What about the public? What do they need to do for this marriage to be saved? First and foremost, they have to want to save it. I’m afraid that’s going to be the biggest hurdle. Too many people today are short-term thinkers. A police officer did a bad thing, thus police officers do bad things, thus we should get rid of the police. They aren’t looking at the long term ramifications of that. They aren’t thinking about how it would impact their own safety and that of their families. They’re just (most of them unknowingly) following a playbook written by master manipulators who are using them to gain power — not to give power to “the people.”
Unless and until the protesters and rioters open their eyes and see that they’re being used, there is nothing the police can do that will convince them that the relationship is worth preserving.

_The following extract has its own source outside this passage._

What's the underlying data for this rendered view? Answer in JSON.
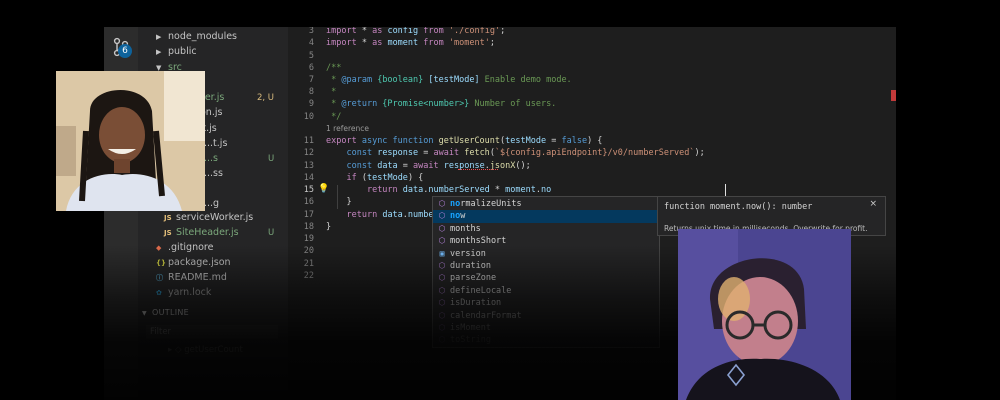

If this widening gulf between law enforcement and its supporters and those who oppose them was the whole of the problem, it would still be bad, but maybe manageable. It’s not. We are in vehement disagreement over so much more than just the role of the police or just the suitability of a presidential candidate.
I have been afraid, for a while, that our country is headed toward the Big Split, more formally known as a schism. We are divided to a greater extent than we’ve ever been in my lifetime. The population has for the most part retreated into two distinct camps and their members might as well be from different planets. Their values, beliefs, aspirations, and ways of thinking are so far apart as to be almost incomprehensible to one another.
I remember (fondly) when “regular people” rarely discussed politics. They went to the polls and voted (or didn’t), they might even give money to candidates they supported, or put a yard sign at election time. Today, politics permeates all parts of our lives. Facebook cruise groups, dog lover groups, photography groups — all sorts of groups dedicated to interests that have nothing to do with political issues are rife with liberal vs conservative discussions. The most innocuous posts on my own timeline (such as a photo of my dinner at a restaurant) have turned political (“shame on you for eating sea bass” or “I wouldn’t eat there – it looks like they use plastic straws.”
Some say we’re headed for a second civil war. Others say we’re already fighting it. One thing is certain: we are no longer “one nation, under God” (if we ever really were). We no longer even pretend to be. I have a lot of thoughts about that and where we may be headed and the future of this country. But that’s another subject for another time.
In the meantime, we’re losing those who stand between the weak and the wolves. Good police officers are leaving. Their places won’t be filled by And when they’re gone, there is going to be a feeding frenzy.